→ **ENTRIES SHOWN**
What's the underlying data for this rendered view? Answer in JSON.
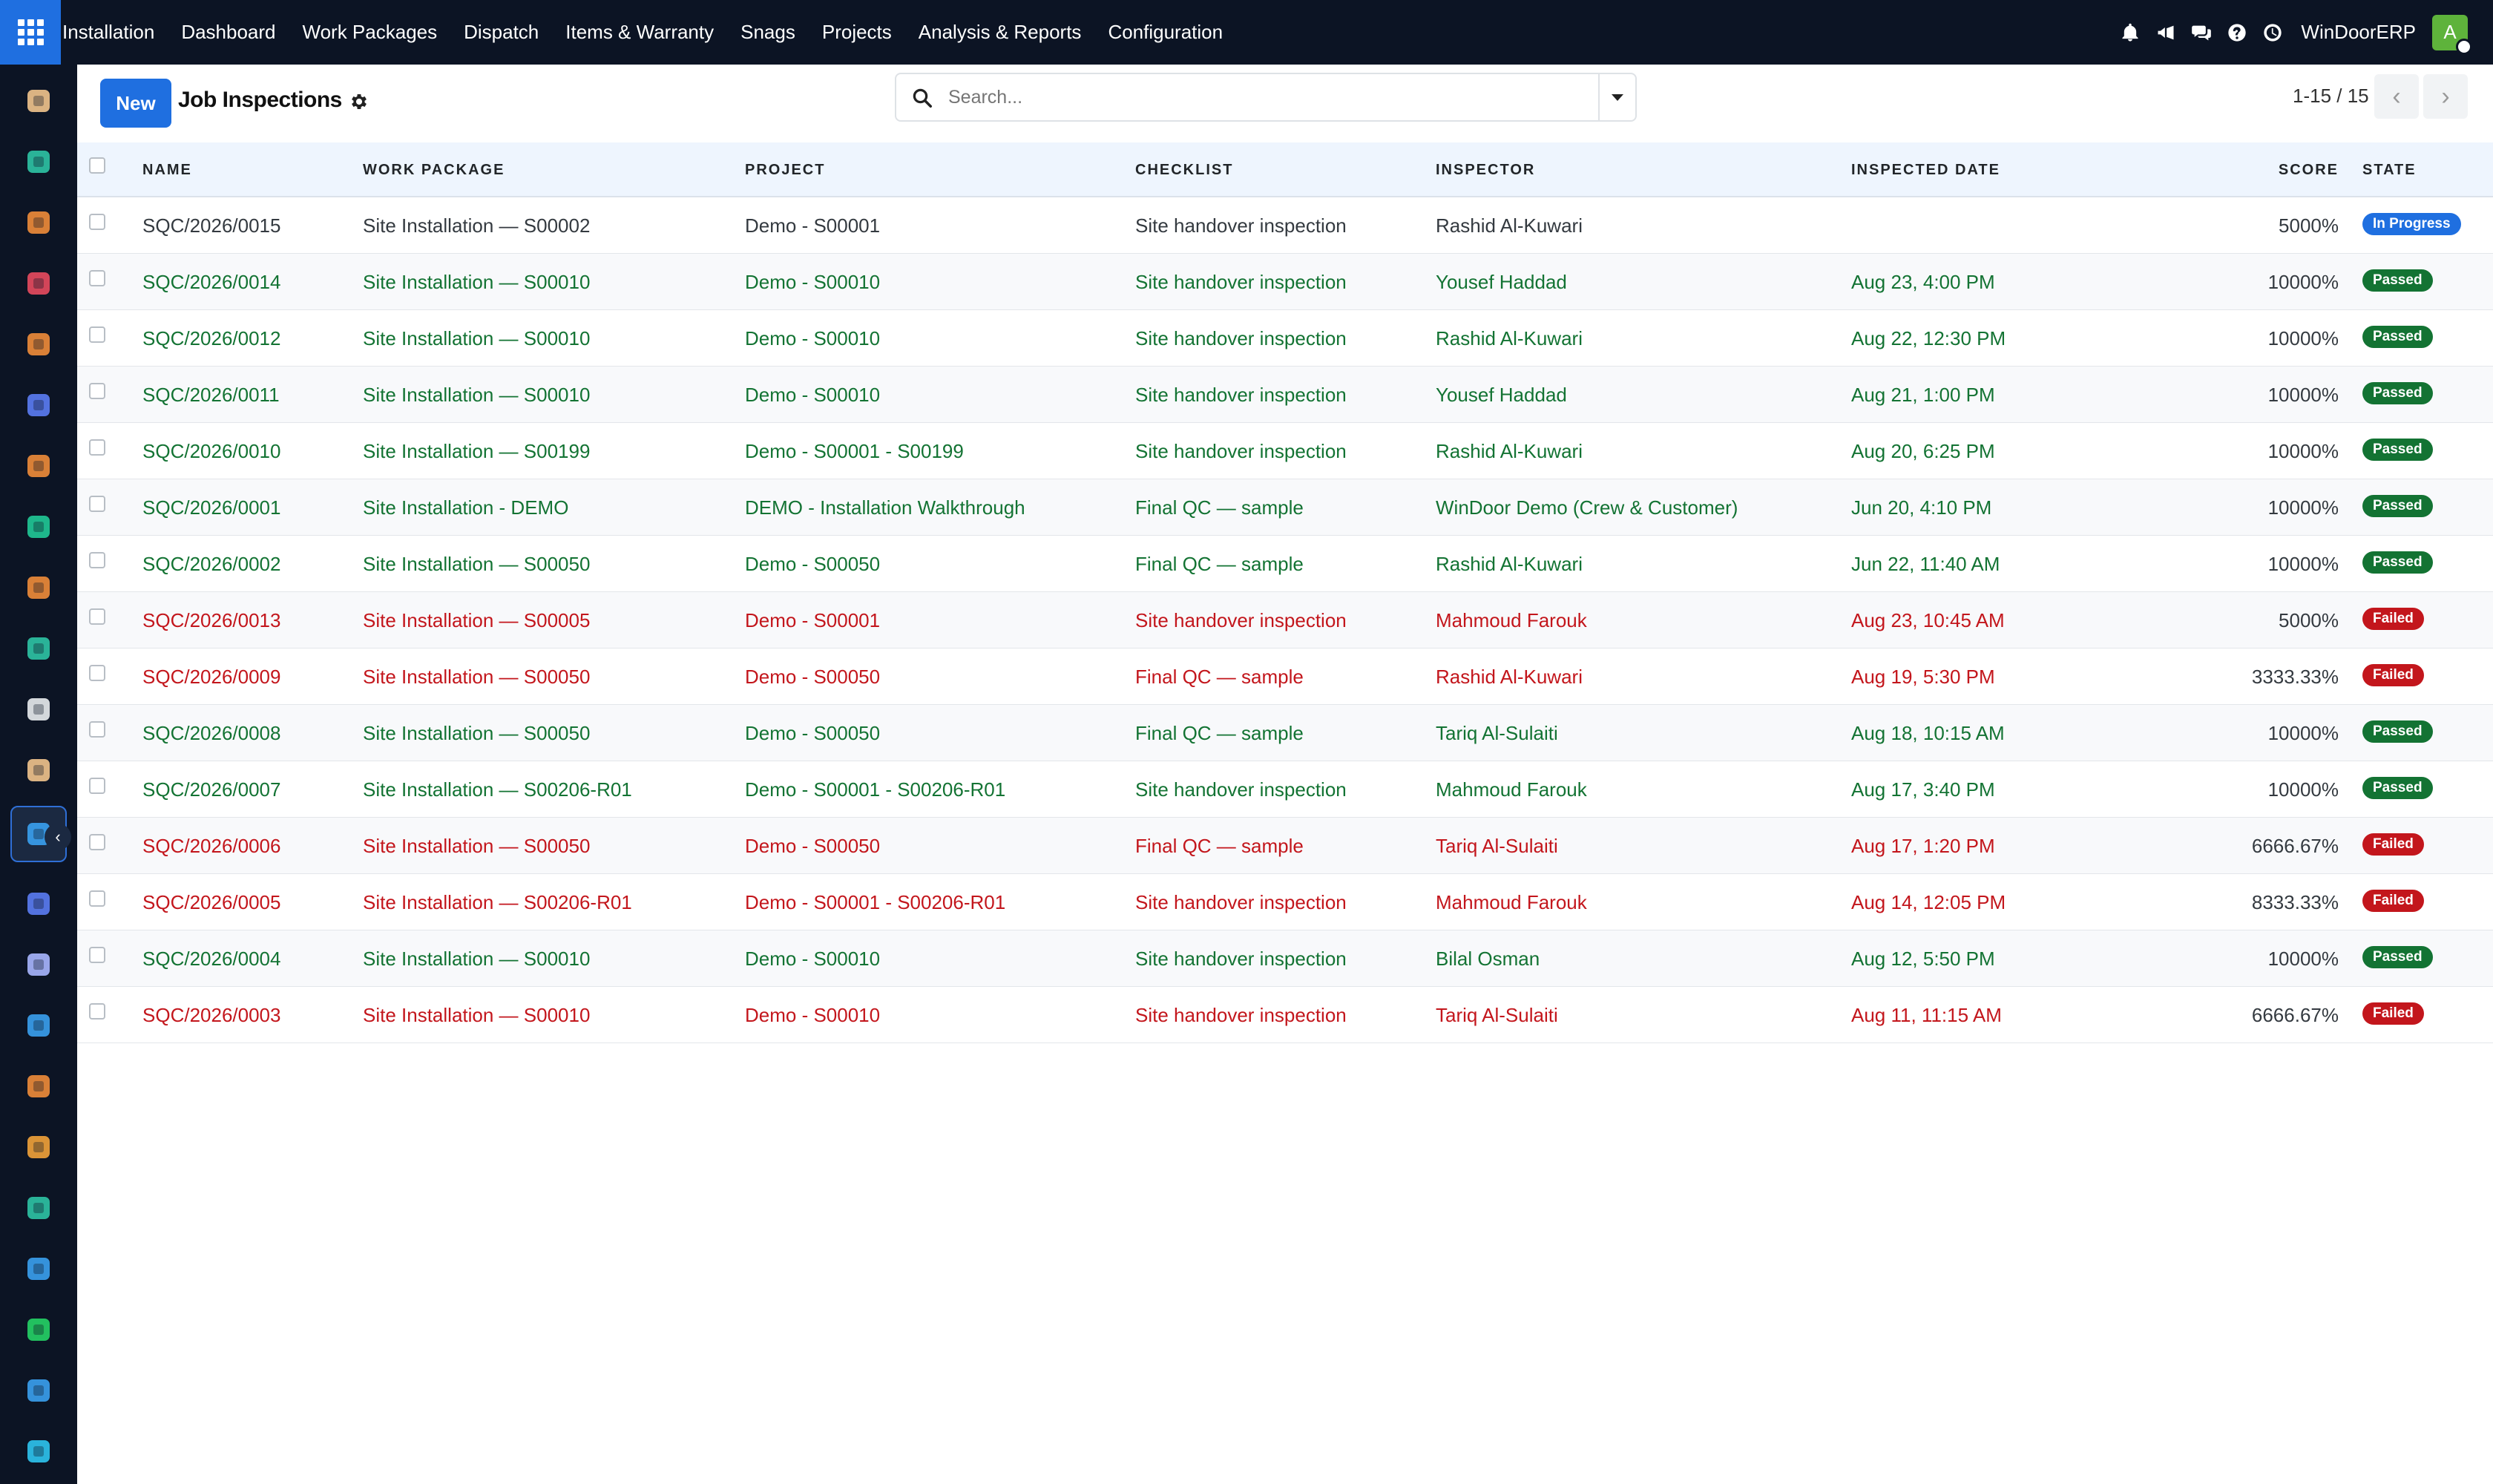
{
  "navbar": {
    "app_name": "Installation",
    "menu": [
      "Dashboard",
      "Work Packages",
      "Dispatch",
      "Items & Warranty",
      "Snags",
      "Projects",
      "Analysis & Reports",
      "Configuration"
    ],
    "company": "WinDoorERP",
    "avatar_initial": "A",
    "icons": [
      "bell-icon",
      "megaphone-icon",
      "chat-icon",
      "help-icon",
      "clock-icon"
    ]
  },
  "sidebar": {
    "apps": [
      {
        "icon": "app-icon-1",
        "color": "#f2c48d"
      },
      {
        "icon": "app-icon-2",
        "color": "#2ec4a5"
      },
      {
        "icon": "app-icon-3",
        "color": "#f08c3a"
      },
      {
        "icon": "app-icon-4",
        "color": "#e84a5f"
      },
      {
        "icon": "app-icon-5",
        "color": "#f08c3a"
      },
      {
        "icon": "app-icon-6",
        "color": "#5b7cf4"
      },
      {
        "icon": "app-icon-7",
        "color": "#f08c3a"
      },
      {
        "icon": "app-icon-8",
        "color": "#20c997"
      },
      {
        "icon": "app-icon-9",
        "color": "#f08c3a"
      },
      {
        "icon": "app-icon-10",
        "color": "#2ec4a5"
      },
      {
        "icon": "app-icon-11",
        "color": "#e9ecef"
      },
      {
        "icon": "app-icon-12",
        "color": "#f2c48d"
      },
      {
        "icon": "app-icon-13",
        "color": "#3aa0f0"
      },
      {
        "icon": "app-icon-14",
        "color": "#5b7cf4"
      },
      {
        "icon": "app-icon-15",
        "color": "#a9b6ff"
      },
      {
        "icon": "app-icon-16",
        "color": "#3aa0f0"
      },
      {
        "icon": "app-icon-17",
        "color": "#f08c3a"
      },
      {
        "icon": "app-icon-18",
        "color": "#f2a23a"
      },
      {
        "icon": "app-icon-19",
        "color": "#2ec4a5"
      },
      {
        "icon": "app-icon-20",
        "color": "#3aa0f0"
      },
      {
        "icon": "app-icon-21",
        "color": "#25d366"
      },
      {
        "icon": "app-icon-22",
        "color": "#3aa0f0"
      },
      {
        "icon": "app-icon-23",
        "color": "#2ec4f0"
      }
    ]
  },
  "control_panel": {
    "new_label": "New",
    "title": "Job Inspections",
    "search_placeholder": "Search...",
    "pager_value": "1-15 / 15"
  },
  "table": {
    "columns": {
      "name": "NAME",
      "work_package": "WORK PACKAGE",
      "project": "PROJECT",
      "checklist": "CHECKLIST",
      "inspector": "INSPECTOR",
      "inspected_date": "INSPECTED DATE",
      "score": "SCORE",
      "state": "STATE"
    },
    "state_colors": {
      "In Progress": "#1f6fe0",
      "Passed": "#137333",
      "Failed": "#c3161c"
    },
    "rows": [
      {
        "name": "SQC/2026/0015",
        "work_package": "Site Installation — S00002",
        "project": "Demo - S00001",
        "checklist": "Site handover inspection",
        "inspector": "Rashid Al-Kuwari",
        "inspected_date": "",
        "score": "5000%",
        "state": "In Progress"
      },
      {
        "name": "SQC/2026/0014",
        "work_package": "Site Installation — S00010",
        "project": "Demo - S00010",
        "checklist": "Site handover inspection",
        "inspector": "Yousef Haddad",
        "inspected_date": "Aug 23, 4:00 PM",
        "score": "10000%",
        "state": "Passed"
      },
      {
        "name": "SQC/2026/0012",
        "work_package": "Site Installation — S00010",
        "project": "Demo - S00010",
        "checklist": "Site handover inspection",
        "inspector": "Rashid Al-Kuwari",
        "inspected_date": "Aug 22, 12:30 PM",
        "score": "10000%",
        "state": "Passed"
      },
      {
        "name": "SQC/2026/0011",
        "work_package": "Site Installation — S00010",
        "project": "Demo - S00010",
        "checklist": "Site handover inspection",
        "inspector": "Yousef Haddad",
        "inspected_date": "Aug 21, 1:00 PM",
        "score": "10000%",
        "state": "Passed"
      },
      {
        "name": "SQC/2026/0010",
        "work_package": "Site Installation — S00199",
        "project": "Demo - S00001 - S00199",
        "checklist": "Site handover inspection",
        "inspector": "Rashid Al-Kuwari",
        "inspected_date": "Aug 20, 6:25 PM",
        "score": "10000%",
        "state": "Passed"
      },
      {
        "name": "SQC/2026/0001",
        "work_package": "Site Installation - DEMO",
        "project": "DEMO - Installation Walkthrough",
        "checklist": "Final QC — sample",
        "inspector": "WinDoor Demo (Crew & Customer)",
        "inspected_date": "Jun 20, 4:10 PM",
        "score": "10000%",
        "state": "Passed"
      },
      {
        "name": "SQC/2026/0002",
        "work_package": "Site Installation — S00050",
        "project": "Demo - S00050",
        "checklist": "Final QC — sample",
        "inspector": "Rashid Al-Kuwari",
        "inspected_date": "Jun 22, 11:40 AM",
        "score": "10000%",
        "state": "Passed"
      },
      {
        "name": "SQC/2026/0013",
        "work_package": "Site Installation — S00005",
        "project": "Demo - S00001",
        "checklist": "Site handover inspection",
        "inspector": "Mahmoud Farouk",
        "inspected_date": "Aug 23, 10:45 AM",
        "score": "5000%",
        "state": "Failed"
      },
      {
        "name": "SQC/2026/0009",
        "work_package": "Site Installation — S00050",
        "project": "Demo - S00050",
        "checklist": "Final QC — sample",
        "inspector": "Rashid Al-Kuwari",
        "inspected_date": "Aug 19, 5:30 PM",
        "score": "3333.33%",
        "state": "Failed"
      },
      {
        "name": "SQC/2026/0008",
        "work_package": "Site Installation — S00050",
        "project": "Demo - S00050",
        "checklist": "Final QC — sample",
        "inspector": "Tariq Al-Sulaiti",
        "inspected_date": "Aug 18, 10:15 AM",
        "score": "10000%",
        "state": "Passed"
      },
      {
        "name": "SQC/2026/0007",
        "work_package": "Site Installation — S00206-R01",
        "project": "Demo - S00001 - S00206-R01",
        "checklist": "Site handover inspection",
        "inspector": "Mahmoud Farouk",
        "inspected_date": "Aug 17, 3:40 PM",
        "score": "10000%",
        "state": "Passed"
      },
      {
        "name": "SQC/2026/0006",
        "work_package": "Site Installation — S00050",
        "project": "Demo - S00050",
        "checklist": "Final QC — sample",
        "inspector": "Tariq Al-Sulaiti",
        "inspected_date": "Aug 17, 1:20 PM",
        "score": "6666.67%",
        "state": "Failed"
      },
      {
        "name": "SQC/2026/0005",
        "work_package": "Site Installation — S00206-R01",
        "project": "Demo - S00001 - S00206-R01",
        "checklist": "Site handover inspection",
        "inspector": "Mahmoud Farouk",
        "inspected_date": "Aug 14, 12:05 PM",
        "score": "8333.33%",
        "state": "Failed"
      },
      {
        "name": "SQC/2026/0004",
        "work_package": "Site Installation — S00010",
        "project": "Demo - S00010",
        "checklist": "Site handover inspection",
        "inspector": "Bilal Osman",
        "inspected_date": "Aug 12, 5:50 PM",
        "score": "10000%",
        "state": "Passed"
      },
      {
        "name": "SQC/2026/0003",
        "work_package": "Site Installation — S00010",
        "project": "Demo - S00010",
        "checklist": "Site handover inspection",
        "inspector": "Tariq Al-Sulaiti",
        "inspected_date": "Aug 11, 11:15 AM",
        "score": "6666.67%",
        "state": "Failed"
      }
    ]
  }
}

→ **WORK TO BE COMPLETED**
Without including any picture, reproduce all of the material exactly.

→ **RESPONSE**
What's the underlying data for this rendered view? Answer in JSON.
{
  "navbar": {
    "app_name": "Installation",
    "menu": [
      "Dashboard",
      "Work Packages",
      "Dispatch",
      "Items & Warranty",
      "Snags",
      "Projects",
      "Analysis & Reports",
      "Configuration"
    ],
    "company": "WinDoorERP",
    "avatar_initial": "A",
    "icons": [
      "bell-icon",
      "megaphone-icon",
      "chat-icon",
      "help-icon",
      "clock-icon"
    ]
  },
  "sidebar": {
    "apps": [
      {
        "icon": "app-icon-1",
        "color": "#f2c48d"
      },
      {
        "icon": "app-icon-2",
        "color": "#2ec4a5"
      },
      {
        "icon": "app-icon-3",
        "color": "#f08c3a"
      },
      {
        "icon": "app-icon-4",
        "color": "#e84a5f"
      },
      {
        "icon": "app-icon-5",
        "color": "#f08c3a"
      },
      {
        "icon": "app-icon-6",
        "color": "#5b7cf4"
      },
      {
        "icon": "app-icon-7",
        "color": "#f08c3a"
      },
      {
        "icon": "app-icon-8",
        "color": "#20c997"
      },
      {
        "icon": "app-icon-9",
        "color": "#f08c3a"
      },
      {
        "icon": "app-icon-10",
        "color": "#2ec4a5"
      },
      {
        "icon": "app-icon-11",
        "color": "#e9ecef"
      },
      {
        "icon": "app-icon-12",
        "color": "#f2c48d"
      },
      {
        "icon": "app-icon-13",
        "color": "#3aa0f0"
      },
      {
        "icon": "app-icon-14",
        "color": "#5b7cf4"
      },
      {
        "icon": "app-icon-15",
        "color": "#a9b6ff"
      },
      {
        "icon": "app-icon-16",
        "color": "#3aa0f0"
      },
      {
        "icon": "app-icon-17",
        "color": "#f08c3a"
      },
      {
        "icon": "app-icon-18",
        "color": "#f2a23a"
      },
      {
        "icon": "app-icon-19",
        "color": "#2ec4a5"
      },
      {
        "icon": "app-icon-20",
        "color": "#3aa0f0"
      },
      {
        "icon": "app-icon-21",
        "color": "#25d366"
      },
      {
        "icon": "app-icon-22",
        "color": "#3aa0f0"
      },
      {
        "icon": "app-icon-23",
        "color": "#2ec4f0"
      }
    ]
  },
  "control_panel": {
    "new_label": "New",
    "title": "Job Inspections",
    "search_placeholder": "Search...",
    "pager_value": "1-15 / 15"
  },
  "table": {
    "columns": {
      "name": "NAME",
      "work_package": "WORK PACKAGE",
      "project": "PROJECT",
      "checklist": "CHECKLIST",
      "inspector": "INSPECTOR",
      "inspected_date": "INSPECTED DATE",
      "score": "SCORE",
      "state": "STATE"
    },
    "state_colors": {
      "In Progress": "#1f6fe0",
      "Passed": "#137333",
      "Failed": "#c3161c"
    },
    "rows": [
      {
        "name": "SQC/2026/0015",
        "work_package": "Site Installation — S00002",
        "project": "Demo - S00001",
        "checklist": "Site handover inspection",
        "inspector": "Rashid Al-Kuwari",
        "inspected_date": "",
        "score": "5000%",
        "state": "In Progress"
      },
      {
        "name": "SQC/2026/0014",
        "work_package": "Site Installation — S00010",
        "project": "Demo - S00010",
        "checklist": "Site handover inspection",
        "inspector": "Yousef Haddad",
        "inspected_date": "Aug 23, 4:00 PM",
        "score": "10000%",
        "state": "Passed"
      },
      {
        "name": "SQC/2026/0012",
        "work_package": "Site Installation — S00010",
        "project": "Demo - S00010",
        "checklist": "Site handover inspection",
        "inspector": "Rashid Al-Kuwari",
        "inspected_date": "Aug 22, 12:30 PM",
        "score": "10000%",
        "state": "Passed"
      },
      {
        "name": "SQC/2026/0011",
        "work_package": "Site Installation — S00010",
        "project": "Demo - S00010",
        "checklist": "Site handover inspection",
        "inspector": "Yousef Haddad",
        "inspected_date": "Aug 21, 1:00 PM",
        "score": "10000%",
        "state": "Passed"
      },
      {
        "name": "SQC/2026/0010",
        "work_package": "Site Installation — S00199",
        "project": "Demo - S00001 - S00199",
        "checklist": "Site handover inspection",
        "inspector": "Rashid Al-Kuwari",
        "inspected_date": "Aug 20, 6:25 PM",
        "score": "10000%",
        "state": "Passed"
      },
      {
        "name": "SQC/2026/0001",
        "work_package": "Site Installation - DEMO",
        "project": "DEMO - Installation Walkthrough",
        "checklist": "Final QC — sample",
        "inspector": "WinDoor Demo (Crew & Customer)",
        "inspected_date": "Jun 20, 4:10 PM",
        "score": "10000%",
        "state": "Passed"
      },
      {
        "name": "SQC/2026/0002",
        "work_package": "Site Installation — S00050",
        "project": "Demo - S00050",
        "checklist": "Final QC — sample",
        "inspector": "Rashid Al-Kuwari",
        "inspected_date": "Jun 22, 11:40 AM",
        "score": "10000%",
        "state": "Passed"
      },
      {
        "name": "SQC/2026/0013",
        "work_package": "Site Installation — S00005",
        "project": "Demo - S00001",
        "checklist": "Site handover inspection",
        "inspector": "Mahmoud Farouk",
        "inspected_date": "Aug 23, 10:45 AM",
        "score": "5000%",
        "state": "Failed"
      },
      {
        "name": "SQC/2026/0009",
        "work_package": "Site Installation — S00050",
        "project": "Demo - S00050",
        "checklist": "Final QC — sample",
        "inspector": "Rashid Al-Kuwari",
        "inspected_date": "Aug 19, 5:30 PM",
        "score": "3333.33%",
        "state": "Failed"
      },
      {
        "name": "SQC/2026/0008",
        "work_package": "Site Installation — S00050",
        "project": "Demo - S00050",
        "checklist": "Final QC — sample",
        "inspector": "Tariq Al-Sulaiti",
        "inspected_date": "Aug 18, 10:15 AM",
        "score": "10000%",
        "state": "Passed"
      },
      {
        "name": "SQC/2026/0007",
        "work_package": "Site Installation — S00206-R01",
        "project": "Demo - S00001 - S00206-R01",
        "checklist": "Site handover inspection",
        "inspector": "Mahmoud Farouk",
        "inspected_date": "Aug 17, 3:40 PM",
        "score": "10000%",
        "state": "Passed"
      },
      {
        "name": "SQC/2026/0006",
        "work_package": "Site Installation — S00050",
        "project": "Demo - S00050",
        "checklist": "Final QC — sample",
        "inspector": "Tariq Al-Sulaiti",
        "inspected_date": "Aug 17, 1:20 PM",
        "score": "6666.67%",
        "state": "Failed"
      },
      {
        "name": "SQC/2026/0005",
        "work_package": "Site Installation — S00206-R01",
        "project": "Demo - S00001 - S00206-R01",
        "checklist": "Site handover inspection",
        "inspector": "Mahmoud Farouk",
        "inspected_date": "Aug 14, 12:05 PM",
        "score": "8333.33%",
        "state": "Failed"
      },
      {
        "name": "SQC/2026/0004",
        "work_package": "Site Installation — S00010",
        "project": "Demo - S00010",
        "checklist": "Site handover inspection",
        "inspector": "Bilal Osman",
        "inspected_date": "Aug 12, 5:50 PM",
        "score": "10000%",
        "state": "Passed"
      },
      {
        "name": "SQC/2026/0003",
        "work_package": "Site Installation — S00010",
        "project": "Demo - S00010",
        "checklist": "Site handover inspection",
        "inspector": "Tariq Al-Sulaiti",
        "inspected_date": "Aug 11, 11:15 AM",
        "score": "6666.67%",
        "state": "Failed"
      }
    ]
  }
}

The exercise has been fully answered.